$HostOutput = Get-PSUJobOutput -Job $Job

# Access the actual string returned by the job
# $HostOutput may be an array 

If you are using PowerShell Universal 2.4 or later, you can use the -Wait parameter of Invoke-PSUScript to achieve this.

$Pipeline = Invoke-PSUScript -Script 'Script1.ps1' -RequiredParameter 'Hello' -Wait

Integrated Mode

The integrated mode allows calling these cmdlets from within PowerShell Universal without an App Token or Computer Name. It uses the internal RPC channel to communicate.

You can set the -Integrated parameter to switch to integrated mode. This parameter does not work outside of PowerShell Universal.

Invoke-PSUScript -Script 'Script.ps1' -Integrated

The following cmdlets support integrated mode.

  • Get-PSUScript

  • Invoke-PSUScript

  • Get-PSUJob

  • Get-PSUJobOutput

  • Get-PSUJobPipelineOutput

  • Get-PSUJobFeedback

  • Set-PSUJobFeedback

  • Wait-PSUJob

Invoking Jobs with REST

You can call jobs over REST using the management API for PowerShell Universal. You will need a valid app token to invoke jobs.

Call Scripts with REST

To call a script, you call an HTTP POST to the script endpoint with the ID of the script you wish to execute.

Invoke-RestMethod http://localhost:5000/api/v1/script/7 -Method POST -Body "" -Headers @{ Authorization = "Bearer appToken" } -ContentType 'application/json'

Providing Parameters

You can provide parameters to the job via a query string. Parameters will be provided to your script as strings.

$Parameters = @{
    Uri = "http://localhost:5000/api/v1/script/path/PNP.ps1?Server=tester&Domain=test" 
    Method = "POST"
    Headers = @{Authorization = "Bearer $Apptoken"}
    ContentType = 'application/json'
    Body = '{}'

Invoke-RestMethod @Parameters

Setting the Environment

You can set the environment by pass in the environment property to the job context. The property must be the name of an environment defined within your PSU instance.

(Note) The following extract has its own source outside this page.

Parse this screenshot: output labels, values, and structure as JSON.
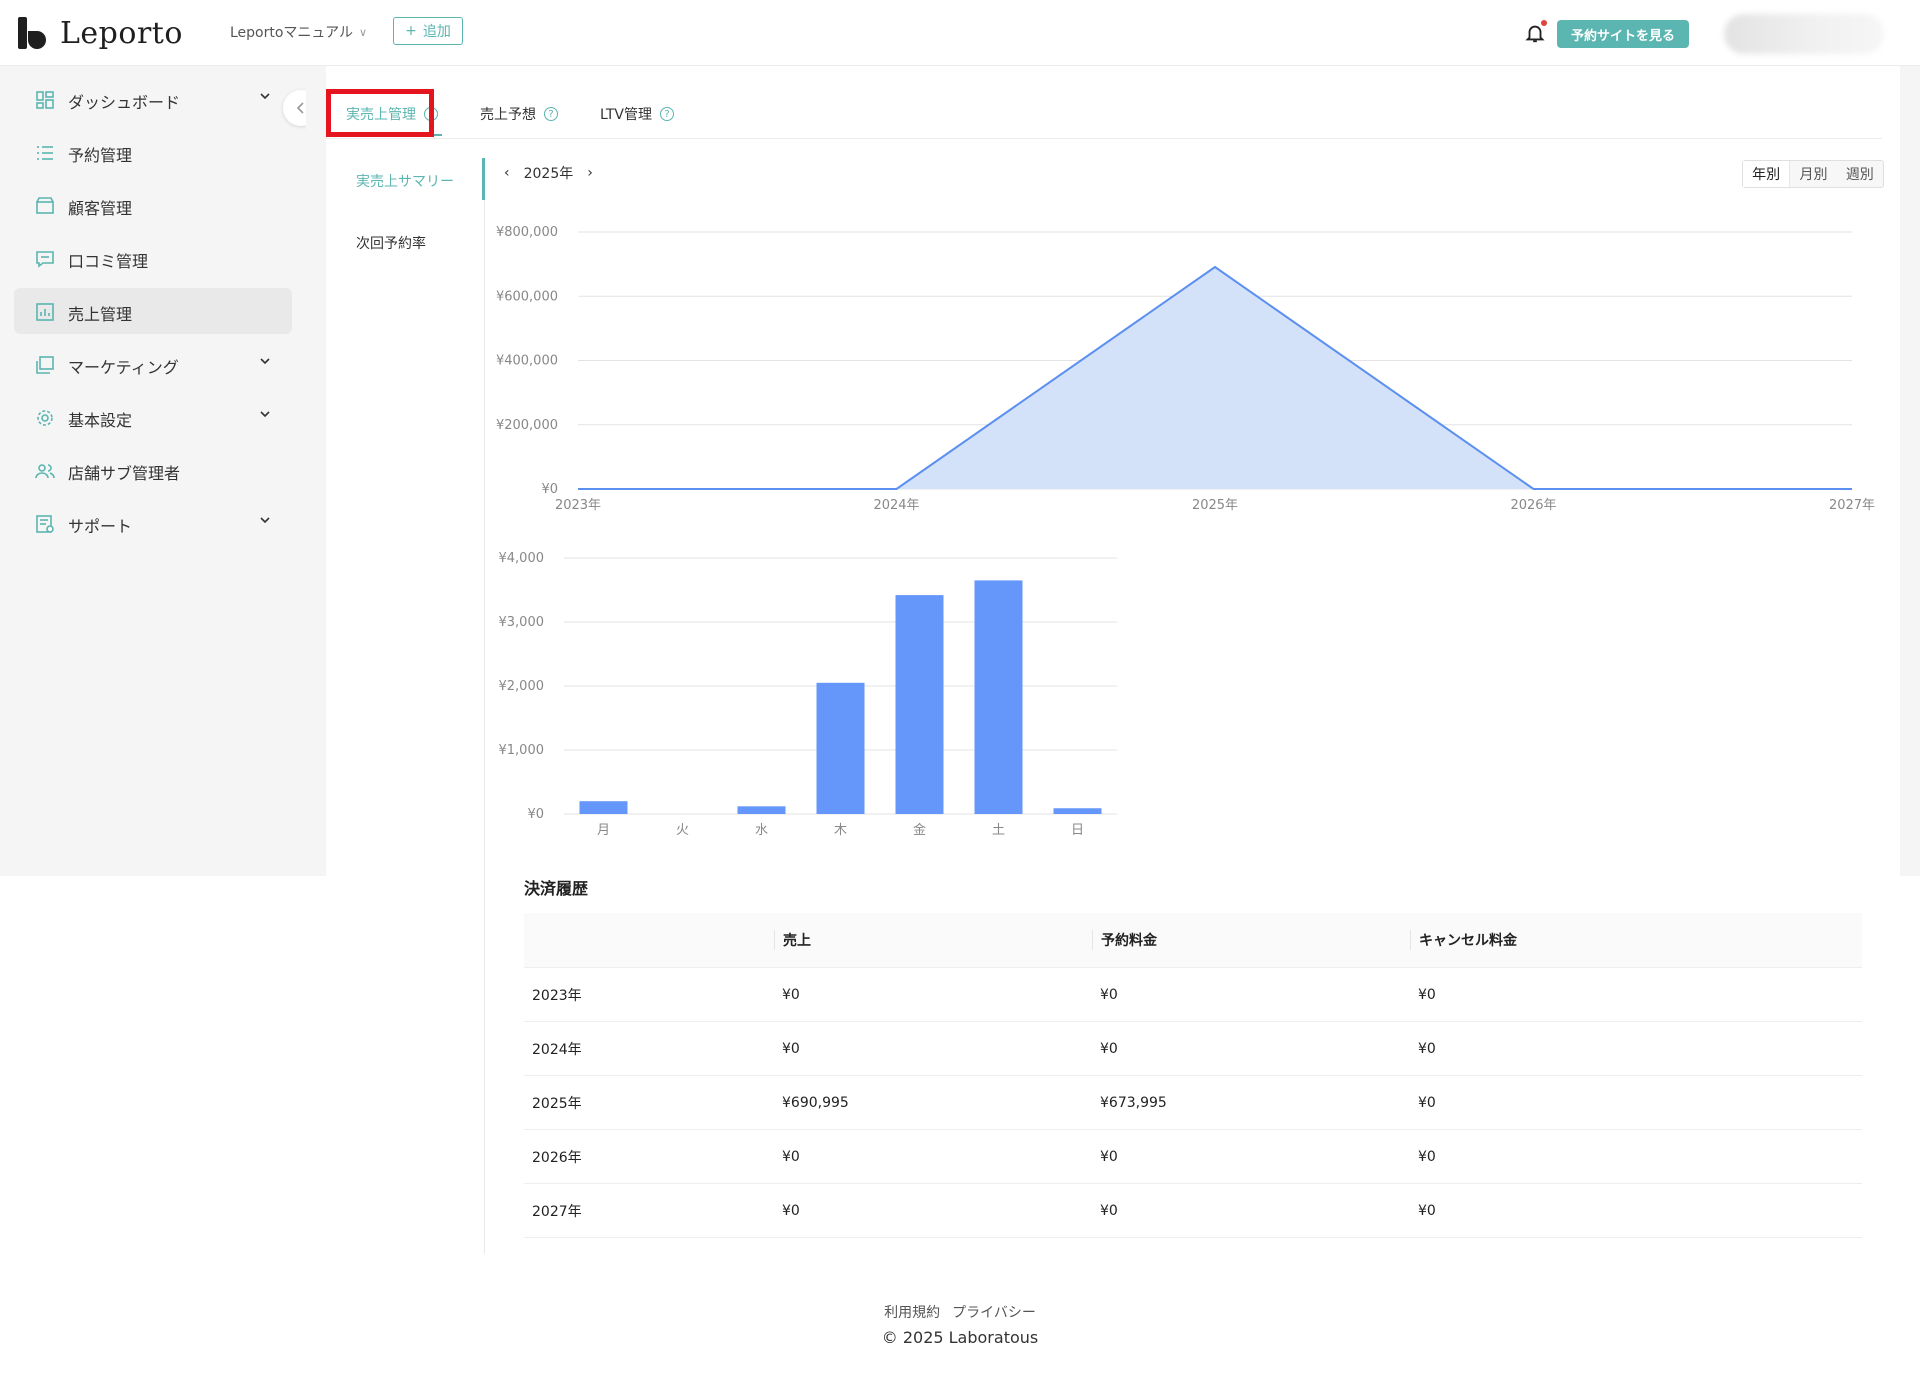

$JobContext = @{
    Environment = "PowerShell 7"
} | ConvertTo-Json

Invoke-RestMethod http://localhost:5000/api/v1/script/7 -Method POST -Body $JobContext -Headers @{ Authorization = "Bearer appToken" } -ContentType 'application/json'

Setting the Run As account

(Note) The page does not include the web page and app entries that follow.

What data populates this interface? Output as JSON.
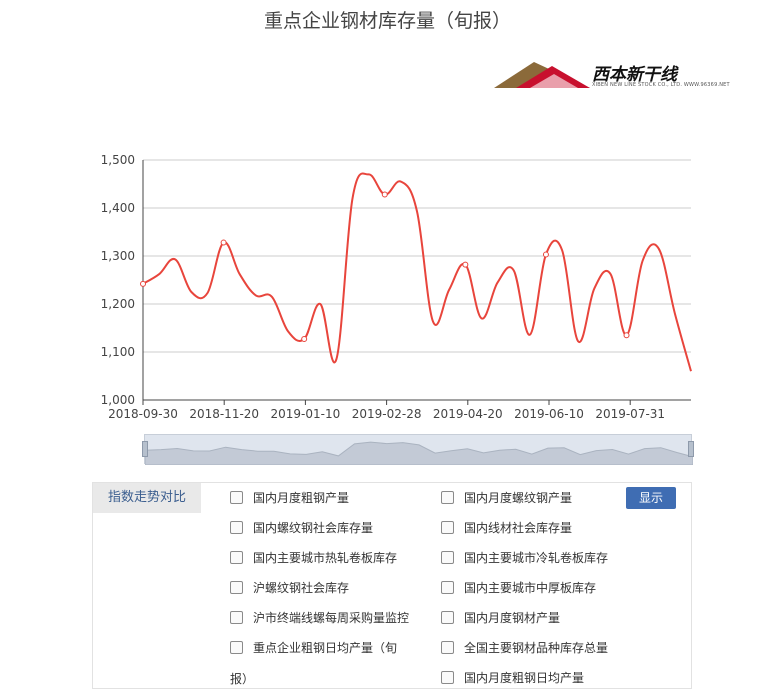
{
  "page_title": "重点企业钢材库存量（旬报）",
  "logo": {
    "name": "西本新干线",
    "subtitle": "XIBEN NEW LINE STOCK CO., LTD.  WWW.96369.NET"
  },
  "chart_data": {
    "type": "line",
    "title": "重点企业钢材库存量（旬报）",
    "xlabel": "",
    "ylabel": "",
    "ylim": [
      1000,
      1500
    ],
    "yticks": [
      1000,
      1100,
      1200,
      1300,
      1400,
      1500
    ],
    "ytick_labels": [
      "1,000",
      "1,100",
      "1,200",
      "1,300",
      "1,400",
      "1,500"
    ],
    "xtick_labels": [
      "2018-09-30",
      "2018-11-20",
      "2019-01-10",
      "2019-02-28",
      "2019-04-20",
      "2019-06-10",
      "2019-07-31"
    ],
    "grid": true,
    "color": "#e8453c",
    "series": [
      {
        "values": [
          1242,
          1262,
          1293,
          1225,
          1223,
          1328,
          1262,
          1218,
          1215,
          1143,
          1127,
          1200,
          1085,
          1420,
          1470,
          1428,
          1455,
          1393,
          1163,
          1230,
          1282,
          1170,
          1245,
          1270,
          1136,
          1303,
          1312,
          1122,
          1232,
          1263,
          1135,
          1290,
          1315,
          1180,
          1060
        ]
      }
    ]
  },
  "panel": {
    "tab_label": "指数走势对比",
    "button_label": "显示",
    "options_left": [
      "国内月度粗钢产量",
      "国内螺纹钢社会库存量",
      "国内主要城市热轧卷板库存",
      "沪螺纹钢社会库存",
      "沪市终端线螺每周采购量监控",
      "重点企业粗钢日均产量（旬"
    ],
    "option_left_wrap": "报）",
    "options_right": [
      "国内月度螺纹钢产量",
      "国内线材社会库存量",
      "国内主要城市冷轧卷板库存",
      "国内主要城市中厚板库存",
      "国内月度钢材产量",
      "全国主要钢材品种库存总量",
      "国内月度粗钢日均产量"
    ]
  }
}
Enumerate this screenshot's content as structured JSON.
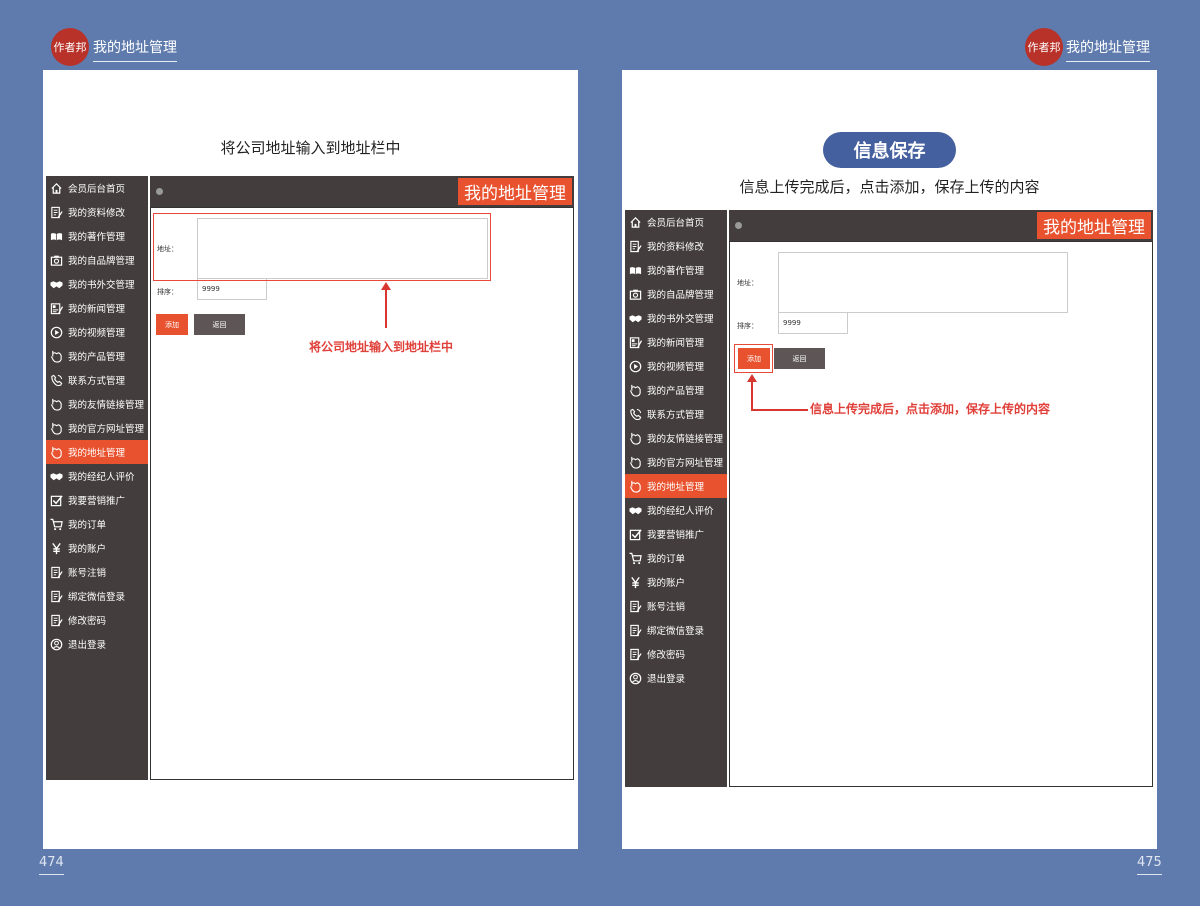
{
  "brand": "作者邦",
  "header_title": "我的地址管理",
  "left_page": {
    "page_number": "474",
    "caption": "将公司地址输入到地址栏中",
    "annotation": "将公司地址输入到地址栏中"
  },
  "right_page": {
    "page_number": "475",
    "pill": "信息保存",
    "caption": "信息上传完成后，点击添加，保存上传的内容",
    "annotation": "信息上传完成后，点击添加，保存上传的内容"
  },
  "ui": {
    "banner": "我的地址管理",
    "address_label": "地址：",
    "sort_label": "排序：",
    "sort_value": "9999",
    "add_button": "添加",
    "back_button": "返回",
    "accent_color": "#e8522e",
    "sidebar_color": "#443d3d",
    "sidebar": [
      {
        "label": "会员后台首页",
        "icon": "home-icon"
      },
      {
        "label": "我的资料修改",
        "icon": "edit-document-icon"
      },
      {
        "label": "我的著作管理",
        "icon": "open-book-icon"
      },
      {
        "label": "我的自品牌管理",
        "icon": "camera-icon"
      },
      {
        "label": "我的书外交管理",
        "icon": "handshake-icon"
      },
      {
        "label": "我的新闻管理",
        "icon": "news-icon"
      },
      {
        "label": "我的视频管理",
        "icon": "play-circle-icon"
      },
      {
        "label": "我的产品管理",
        "icon": "hand-pointer-icon"
      },
      {
        "label": "联系方式管理",
        "icon": "phone-icon"
      },
      {
        "label": "我的友情链接管理",
        "icon": "hand-pointer-icon"
      },
      {
        "label": "我的官方网址管理",
        "icon": "hand-pointer-icon"
      },
      {
        "label": "我的地址管理",
        "icon": "hand-pointer-icon",
        "active": true
      },
      {
        "label": "我的经纪人评价",
        "icon": "handshake-icon"
      },
      {
        "label": "我要营销推广",
        "icon": "checkbox-icon"
      },
      {
        "label": "我的订单",
        "icon": "cart-icon"
      },
      {
        "label": "我的账户",
        "icon": "yen-icon"
      },
      {
        "label": "账号注销",
        "icon": "edit-document-icon"
      },
      {
        "label": "绑定微信登录",
        "icon": "edit-document-icon"
      },
      {
        "label": "修改密码",
        "icon": "edit-document-icon"
      },
      {
        "label": "退出登录",
        "icon": "user-circle-icon"
      }
    ]
  }
}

You can set the run as account by passing in the name of a PSCredential variable to the Credential property.

$JobContext = @{
    Credential = "MyUser"
} | ConvertTo-Json

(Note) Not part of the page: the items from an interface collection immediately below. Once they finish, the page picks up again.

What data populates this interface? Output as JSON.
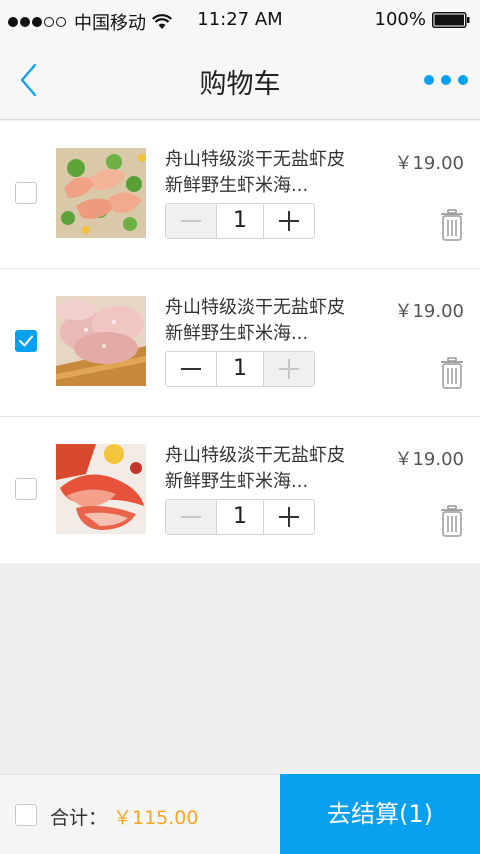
{
  "status_bar": {
    "carrier": "中国移动",
    "time": "11:27 AM",
    "battery": "100%",
    "signal_icon": "signal-dots-icon",
    "wifi_icon": "wifi-icon",
    "battery_icon": "battery-full-icon"
  },
  "nav": {
    "title": "购物车",
    "back_icon": "chevron-left-icon",
    "more_icon": "more-dots-icon"
  },
  "cart": {
    "items": [
      {
        "name_line1": "舟山特级淡干无盐虾皮",
        "name_line2": "新鲜野生虾米海...",
        "price": "￥19.00",
        "quantity": "1",
        "checked": false,
        "minus_disabled": true,
        "plus_disabled": false
      },
      {
        "name_line1": "舟山特级淡干无盐虾皮",
        "name_line2": "新鲜野生虾米海...",
        "price": "￥19.00",
        "quantity": "1",
        "checked": true,
        "minus_disabled": false,
        "plus_disabled": true
      },
      {
        "name_line1": "舟山特级淡干无盐虾皮",
        "name_line2": "新鲜野生虾米海...",
        "price": "￥19.00",
        "quantity": "1",
        "checked": false,
        "minus_disabled": true,
        "plus_disabled": false
      }
    ]
  },
  "footer": {
    "total_label": "合计：",
    "total_amount": "￥115.00",
    "checkout_label": "去结算(1)"
  },
  "colors": {
    "accent": "#0aa0f0",
    "price_highlight": "#f5a623",
    "background": "#efefef"
  }
}
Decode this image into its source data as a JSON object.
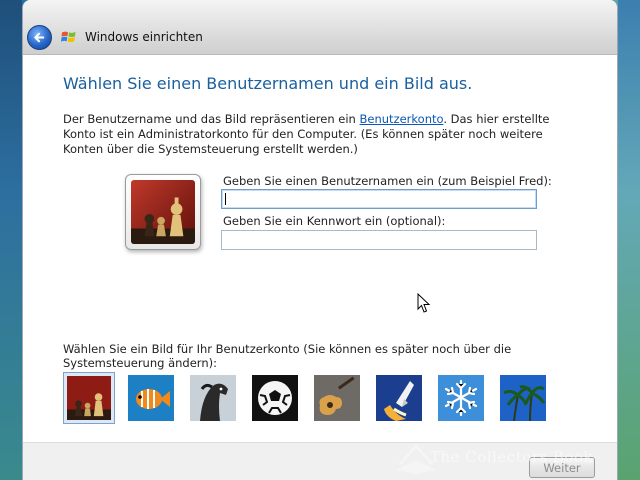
{
  "titlebar": {
    "title": "Windows einrichten",
    "back_icon": "back-arrow-icon",
    "logo_icon": "windows-flag-icon"
  },
  "page": {
    "heading": "Wählen Sie einen Benutzernamen und ein Bild aus.",
    "intro_part1": "Der Benutzername und das Bild repräsentieren ein ",
    "intro_link": "Benutzerkonto",
    "intro_part2": ". Das hier erstellte Konto ist ein Administratorkonto für den Computer. (Es können später noch weitere Konten über die Systemsteuerung erstellt werden.)"
  },
  "form": {
    "username_label": "Geben Sie einen Benutzernamen ein (zum Beispiel Fred):",
    "username_value": "",
    "password_label": "Geben Sie ein Kennwort ein (optional):",
    "password_value": ""
  },
  "pictures": {
    "label": "Wählen Sie ein Bild für Ihr Benutzerkonto (Sie können es später noch über die Systemsteuerung ändern):",
    "selected_index": 0,
    "items": [
      {
        "name": "chess"
      },
      {
        "name": "fish"
      },
      {
        "name": "horse"
      },
      {
        "name": "soccer-ball"
      },
      {
        "name": "guitar"
      },
      {
        "name": "space-shuttle"
      },
      {
        "name": "snowflake"
      },
      {
        "name": "palm-trees"
      }
    ]
  },
  "footer": {
    "next_label": "Weiter"
  },
  "watermark": {
    "text": "The Collectors Book"
  },
  "colors": {
    "heading": "#1a5f9e",
    "link": "#0b58b8",
    "selection": "#dce8f6"
  }
}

Invoke-RestMethod http://localhost:5000/api/v1/script/7 -Method POST -Body $JobContext -Headers @{ Authorization = "Bearer appToken" } -ContentType 'application/json'

Variables Defined in Jobs

Variables defined in jobs can be found on the variables page.

Experimental Feature: Job Run ID

The default behavior for PowerShell Universal is to track jobs based on an autoincrementing int64-based ID. Every time a new job is run, the job is one higher in ID than the last. Because of this behavior, it is easy to guess other job IDs and can potentially lead to a security risk.

In order to avoid this issue, you can enable the JobRunID experimental feature. Although internally the system still creates jobs with ascending numeric IDs, you cannot access jobs based on those IDs. Instead, a new field called RunID is used. RunID utilizes a GUID rather than an ID for look ups. This greatly reduces the ability for an attacker to guess a job ID.

You will need to enable this feature to use it.

Set-PSUSetting -ExperimentalFeature ([PowerShellUniversal.ExperimentalFeatures]::JobRunId)


Last updated

Copyright 2022 Ironman Software